Oh, man. Just...oh, man. Resident Evil: Extinction is one of the worst wide-release films ever made. It’s a film so lacking in quality that the fact it found success at the box office has whittled away a bit more of my confidence in the judgment of mankind.
The voiceover after the opening scene is the first indication that a viewer is in for a long, torturous ride. Star Milla Jovovich’s reading of the narration is sluggish and amateurish. That seemed to be a basic theme throughout the film. Normally, I would be willing to forgive much in a failed film if it had performances that rose to the minimum level of professionalism expected from a major release, but this film just does not have it. From bit players to main characters, all are bad.

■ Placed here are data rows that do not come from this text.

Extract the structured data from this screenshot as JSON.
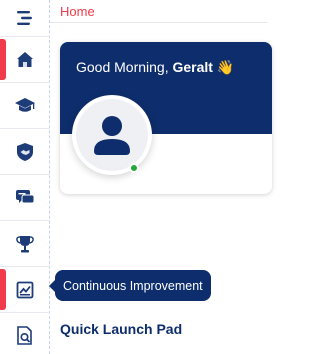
{
  "breadcrumb": {
    "home": "Home"
  },
  "sidebar": {
    "items": [
      {
        "name": "home",
        "icon": "home-icon",
        "active": true
      },
      {
        "name": "learning",
        "icon": "graduation-cap-icon",
        "active": false
      },
      {
        "name": "recognition",
        "icon": "shield-handshake-icon",
        "active": false
      },
      {
        "name": "feedback",
        "icon": "chat-icon",
        "active": false
      },
      {
        "name": "awards",
        "icon": "trophy-icon",
        "active": false
      },
      {
        "name": "continuous-improvement",
        "icon": "chart-icon",
        "active": true
      },
      {
        "name": "reports",
        "icon": "document-search-icon",
        "active": false
      }
    ]
  },
  "welcome": {
    "greeting_prefix": "Good Morning, ",
    "user_name": "Geralt",
    "wave_emoji": "👋",
    "status": "online"
  },
  "tooltip": {
    "label": "Continuous Improvement"
  },
  "sections": {
    "quick_launch": "Quick Launch Pad"
  },
  "colors": {
    "navy": "#0d2d6c",
    "accent_red": "#ef3b4a",
    "online_green": "#22a93a"
  }
}
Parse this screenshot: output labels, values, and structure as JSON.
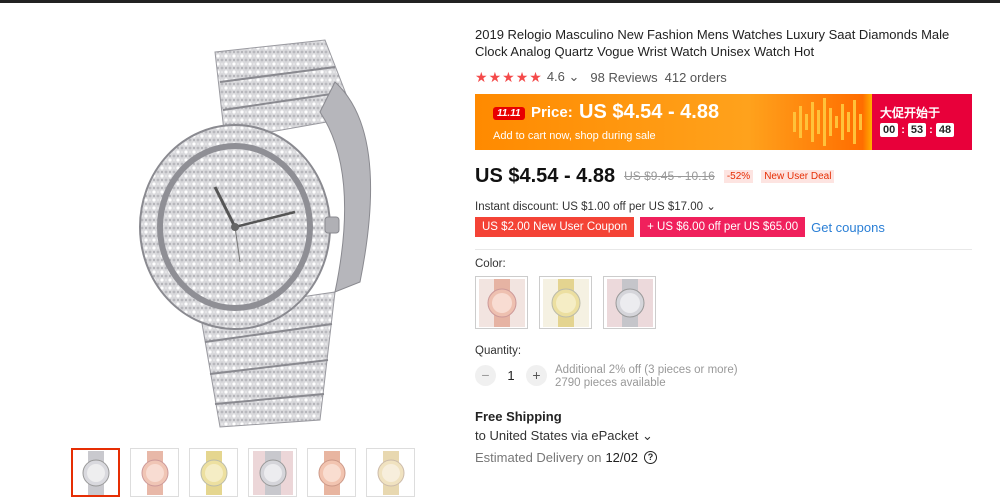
{
  "product": {
    "title": "2019 Relogio Masculino New Fashion Mens Watches Luxury Saat Diamonds Male Clock Analog Quartz Vogue Wrist Watch Unisex Watch Hot",
    "rating": "4.6",
    "rating_stars": 5,
    "reviews": "98 Reviews",
    "orders": "412 orders",
    "chevron": "⌄"
  },
  "promo": {
    "badge": "11.11",
    "price_label": "Price:",
    "price": "US $4.54 - 4.88",
    "subtitle": "Add to cart now, shop during sale",
    "countdown_title": "大促开始于",
    "countdown": [
      "00",
      "53",
      "48"
    ],
    "color_main": "#ff8a00",
    "color_right": "#e8003a"
  },
  "pricing": {
    "price": "US $4.54 - 4.88",
    "original": "US $9.45 - 10.16",
    "discount": "-52%",
    "deal": "New User Deal"
  },
  "discounts": {
    "instant": "Instant discount: US $1.00 off per US $17.00",
    "coupon_1": "US $2.00 New User Coupon",
    "coupon_2": "+ US $6.00 off per US $65.00",
    "get_coupons": "Get coupons"
  },
  "options": {
    "color_label": "Color:",
    "quantity_label": "Quantity:",
    "quantity": "1",
    "minus": "−",
    "plus": "+",
    "additional": "Additional 2% off (3 pieces or more)",
    "available": "2790 pieces available"
  },
  "shipping": {
    "title": "Free Shipping",
    "destination": "to United States via ePacket",
    "eta_label": "Estimated Delivery on",
    "eta_date": "12/02",
    "help": "?"
  },
  "icons": {
    "star": "star-icon",
    "chevron": "chevron-down-icon",
    "help": "help-icon"
  }
}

Resident Evil: Extinction is the second sequel to the 2002 zombie horror film based on the popular videogame series from Capcom. The previous films established a proud tradition of substandard cinema that the latest film carries on with aplomb.
In this edition, the world has been ravaged by the T-Virus, the result of uncontrollable bio-experiments by the evil Umbrella Corporation, creating a desert wasteland where humans struggle to survive against an infected humanity transformed into flesh-hungry zombies. We’ve seen this before. The film breaks no new ground in the zombie genre. In fact, it places far too much emphasis on the zombie plague. The video games had zombies, but they were peripheral cannon fodder on which the player honed their skills before encountering more deadly monsters as the games progressed. This film, and the series as a whole, has chosen to ignore much of the ingenuity of those games in order to offer bland fare that stays within pre-established notions of zombie behavior that haven’t been original for over forty years. Bravo.

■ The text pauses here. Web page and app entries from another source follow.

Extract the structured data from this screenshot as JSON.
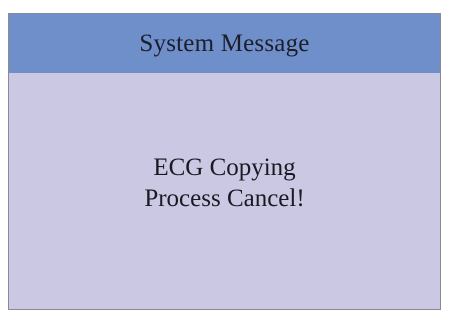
{
  "dialog": {
    "title": "System Message",
    "message_lines": [
      "ECG Copying",
      "Process Cancel!"
    ]
  },
  "colors": {
    "title_bar": "#6f8fcb",
    "dialog_background": "#cbc8e4",
    "border": "#8a8a96",
    "text": "#1e1e2a"
  }
}
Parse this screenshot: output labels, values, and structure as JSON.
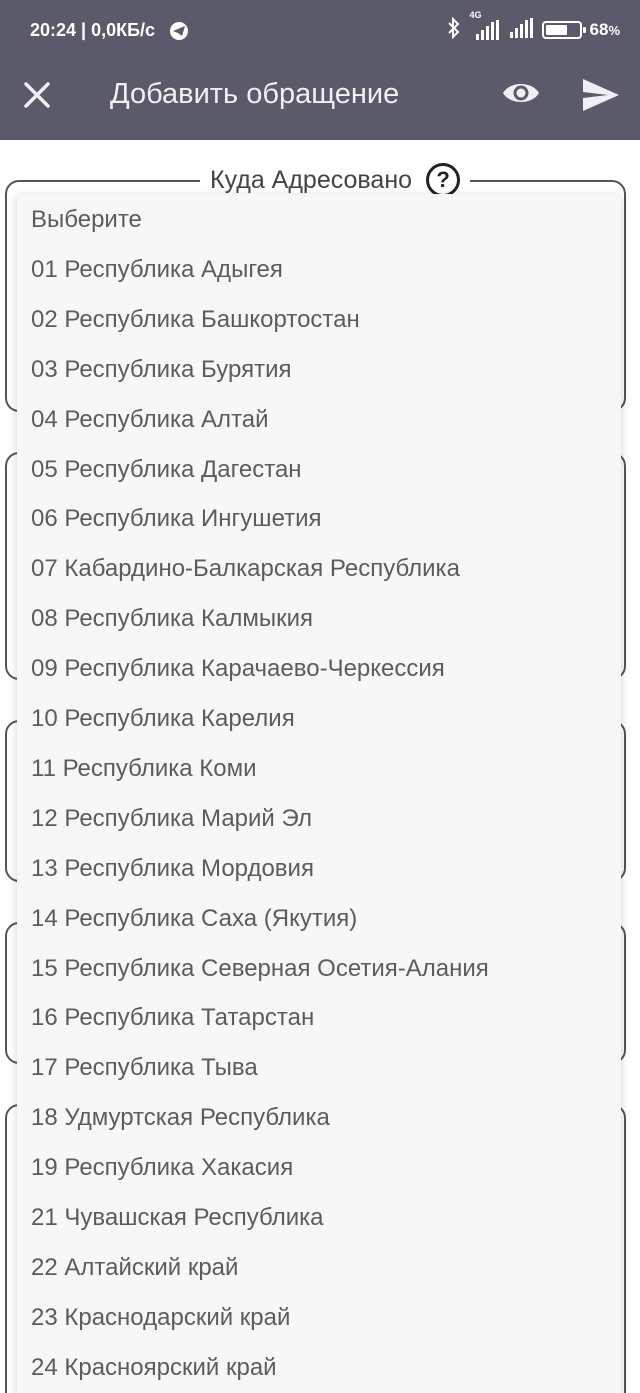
{
  "status_bar": {
    "time": "20:24",
    "net_speed": "0,0КБ/с",
    "network": "4G",
    "battery_pct": "68",
    "battery_unit": "%",
    "battery_level": 0.68
  },
  "app_bar": {
    "title": "Добавить обращение",
    "close_icon": "close-icon",
    "preview_icon": "eye-icon",
    "send_icon": "send-icon"
  },
  "section": {
    "legend": "Куда Адресовано",
    "help": "?"
  },
  "dropdown": {
    "options": [
      "Выберите",
      "01 Республика Адыгея",
      "02 Республика Башкортостан",
      "03 Республика Бурятия",
      "04 Республика Алтай",
      "05 Республика Дагестан",
      "06 Республика Ингушетия",
      "07 Кабардино-Балкарская Республика",
      "08 Республика Калмыкия",
      "09 Республика Карачаево-Черкессия",
      "10 Республика Карелия",
      "11 Республика Коми",
      "12 Республика Марий Эл",
      "13 Республика Мордовия",
      "14 Республика Саха (Якутия)",
      "15 Республика Северная Осетия-Алания",
      "16 Республика Татарстан",
      "17 Республика Тыва",
      "18 Удмуртская Республика",
      "19 Республика Хакасия",
      "21 Чувашская Республика",
      "22 Алтайский край",
      "23 Краснодарский край",
      "24 Красноярский край"
    ]
  },
  "colors": {
    "app_bar": "#5a5a6b",
    "dropdown_bg": "#f7f7f7",
    "option_text": "#5c5c5c"
  }
}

Despite having a slick look, the film barely takes place in more than two simple locations. When B movies stick to the same locations throughout, you can be sure it is out of budgetary necessity. Here, it reeks of laziness and unoriginality. Also, don’t forget the major plot element that the Earth has been rendered dead and dry by the T-Virus. But this part of the plot is rendered completely moot by setting the film in the American southwest. There is nothing dramatic or shocking about Nevada being a desert. That is it’s natural state, for chrissakes. Eventually, we do see Las Vegas rendered desolate, but it’s only a brief glimpse, and ultimately pointless.

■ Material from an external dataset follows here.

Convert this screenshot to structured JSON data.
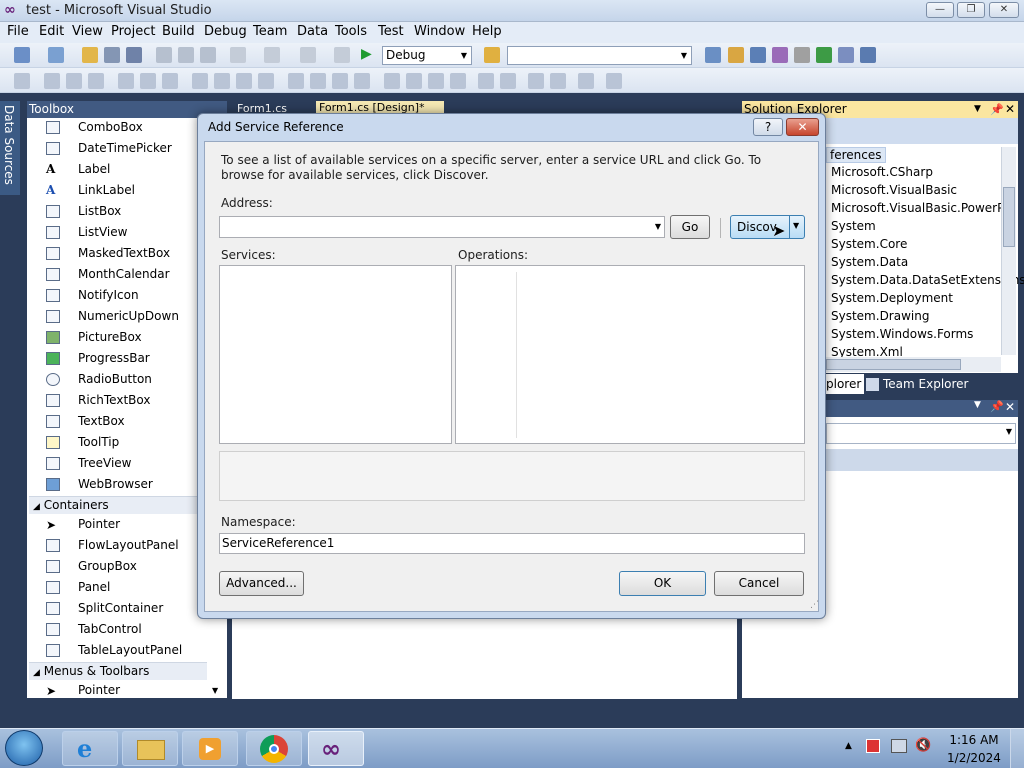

In fact, forget this film. For real enjoyment, find a copy of the Resident Evil 4 videogame. The gameplay is fluid and instinctive, the settings extensive, and the mood far more chilling and creepy than this film. The cut scenes find a ready companion with the awful film adaptations, but who plays games for that? A couple hours of this game will have you tossing around in your sleep, and you’ll have to spend a lot more time than that with the game to get through it all. Trust me, it goes faster than watching this movie. Resident Evil: Extinction is worse than Alien: Resurrection.